Many people make the mistake of waiting until they have completed their tax returns and miss out on valuable, time sensitive financial aid. [To complete the FAFSA without having filed your taxes, simply choose the “will file” option and then submit your tax information later]


Many schools have grant funding that is given out on a first come first serve basis. These grant pools sort through the applicants who qualify for the specific requirements, and then they are seeded in the order of submission. Then it is a simple process of awarding the money until it runs out. SO, in order to make sure that your name is at the top of these lists, file your FAFSA early!!

Stafford Loan Transition to Direct Lending

Back in December I was in Nashville, TN for the Federal Student Aid Conference.

This event was hosted by the Department of Education and was a 5 day event aimed at updating all financial aid workers on changes, plans, and future updates within the federal student aid system.

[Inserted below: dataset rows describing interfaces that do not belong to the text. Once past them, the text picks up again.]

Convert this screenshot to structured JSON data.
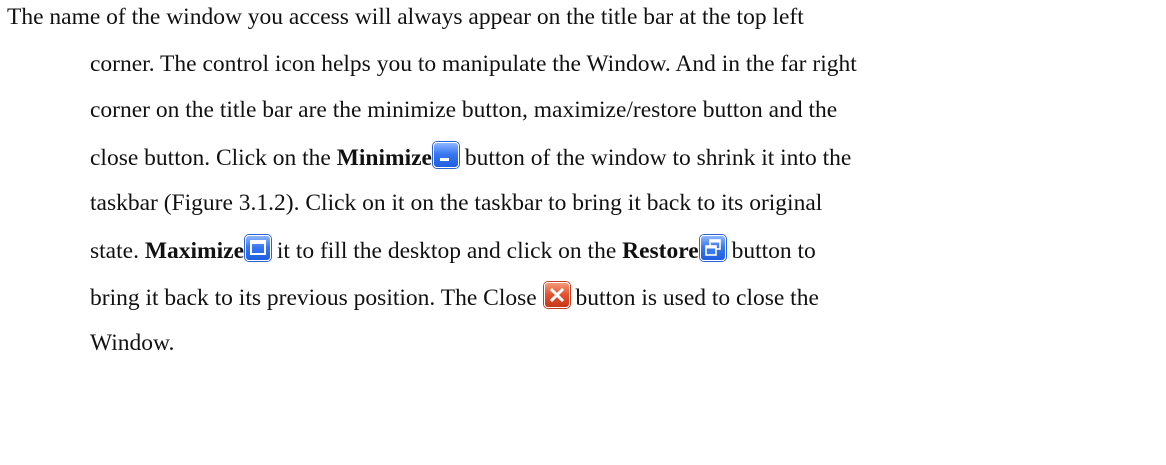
{
  "paragraph": {
    "line1": "The name of the window you access will always appear on the title bar at the top left",
    "line2": "corner. The control icon helps you to manipulate the Window. And in the far right",
    "line3": "corner on the title bar are the minimize button, maximize/restore button and the",
    "line4_a": "close button. Click on the ",
    "line4_minimize": "Minimize",
    "line4_b": " button of the window to shrink it into the",
    "line5": "taskbar (Figure 3.1.2). Click on it on the taskbar to bring it back to its original",
    "line6_a": "state. ",
    "line6_maximize": "Maximize",
    "line6_b": " it to fill the desktop and click on the ",
    "line6_restore": "Restore",
    "line6_c": " button to",
    "line7_a": "bring it back to its previous position. The Close ",
    "line7_b": " button is used to close the",
    "line8": "Window."
  },
  "icons": {
    "minimize": "minimize-icon",
    "maximize": "maximize-icon",
    "restore": "restore-icon",
    "close": "close-icon"
  },
  "colors": {
    "text": "#111111",
    "button_blue": "#2f6ee8",
    "button_red": "#e2502c"
  }
}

If you have followed the major news from Washington these past few months, you have probably heard about our President’s proposal to transition all student loan lending under the Stafford and PLUS loan programs to the William D. Ford Direct Lending program. This will mark a significant change in how schools manage student loans. Many schools have already initiated this process and many more are planning on transitioning before the 2010-2011 academic year.

With all change comes some difficulties, but after hearing directly from the US Secretary of Education Arne Duncan, this transition will ensure student access to Stafford and PLUS loans into the future and allow all students to continue to progress towards your educational, career, and life goals.

This will mean however, that the Federal Family of Education lenders (FFEL) program will cease to exist. For many, this is cause for alarm. The FFEL program has been around for over 20 years and has served in the best interest of students during that time.

What can you do? If you have questions about this pending legislation or how it will affect you, contact your prospective schools. Ask which Stafford loan program they operate under! See what their views are on the issues! If you still have questions, contact your congressman! Contact your senator! Much of this legislation has already passed, but there are many sides to the same issue. Information is king!

The largest forest fire…

starts with the smallest flame!

A journey of a thousand miles starts with the first step.

Faith like a mustard seed can move mighty mountains.

You have probably heard all these sayings before, but I bet you have never applied them to your financial aid! When you implement your one task per day strategy to your financial aid, you inevitably see progress towards your goal. if your goal is to win one scholarship, then completing your application is a huge step towards that one goal. If your goal is completely free tuition, then completing the FAFSA is a huge step towards your goal.

Remember that no task is too big when it is broken into bite size pieces.